Entries from a dataset of interfaces:
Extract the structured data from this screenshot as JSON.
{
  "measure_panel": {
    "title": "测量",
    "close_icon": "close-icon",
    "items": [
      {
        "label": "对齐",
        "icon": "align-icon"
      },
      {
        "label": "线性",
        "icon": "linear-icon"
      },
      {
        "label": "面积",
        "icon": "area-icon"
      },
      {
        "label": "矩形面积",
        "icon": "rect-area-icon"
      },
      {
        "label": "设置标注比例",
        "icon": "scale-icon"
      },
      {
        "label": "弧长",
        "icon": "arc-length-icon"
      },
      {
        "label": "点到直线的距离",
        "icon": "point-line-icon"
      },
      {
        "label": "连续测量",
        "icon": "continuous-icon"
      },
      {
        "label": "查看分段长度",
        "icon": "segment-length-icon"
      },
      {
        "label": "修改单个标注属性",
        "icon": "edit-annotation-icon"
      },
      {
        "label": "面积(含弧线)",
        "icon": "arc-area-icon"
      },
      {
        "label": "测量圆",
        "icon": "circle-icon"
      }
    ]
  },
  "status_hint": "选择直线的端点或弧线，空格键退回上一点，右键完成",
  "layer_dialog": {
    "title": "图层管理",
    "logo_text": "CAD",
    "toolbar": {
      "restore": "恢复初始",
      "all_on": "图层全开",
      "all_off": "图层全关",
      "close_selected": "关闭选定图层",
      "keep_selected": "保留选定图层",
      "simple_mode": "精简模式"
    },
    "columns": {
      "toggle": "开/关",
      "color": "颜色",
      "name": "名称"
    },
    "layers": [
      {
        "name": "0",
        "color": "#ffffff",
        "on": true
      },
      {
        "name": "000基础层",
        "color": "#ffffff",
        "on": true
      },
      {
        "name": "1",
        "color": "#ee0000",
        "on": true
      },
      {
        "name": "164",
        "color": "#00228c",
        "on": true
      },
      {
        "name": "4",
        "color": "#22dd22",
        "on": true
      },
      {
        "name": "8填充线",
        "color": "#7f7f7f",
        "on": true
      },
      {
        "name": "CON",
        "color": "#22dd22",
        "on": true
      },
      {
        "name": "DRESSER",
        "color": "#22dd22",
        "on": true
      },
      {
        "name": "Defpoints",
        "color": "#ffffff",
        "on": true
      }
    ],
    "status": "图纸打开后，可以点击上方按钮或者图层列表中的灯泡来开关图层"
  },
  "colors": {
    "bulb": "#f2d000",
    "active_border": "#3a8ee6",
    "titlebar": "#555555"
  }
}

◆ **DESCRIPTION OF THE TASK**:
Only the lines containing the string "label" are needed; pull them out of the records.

◆ **RESULT**:
        "label": "对齐",
        "label": "线性",
        "label": "面积",
        "label": "矩形面积",
        "label": "设置标注比例",
        "label": "弧长",
        "label": "点到直线的距离",
        "label": "连续测量",
        "label": "查看分段长度",
        "label": "修改单个标注属性",
        "label": "面积(含弧线)",
        "label": "测量圆",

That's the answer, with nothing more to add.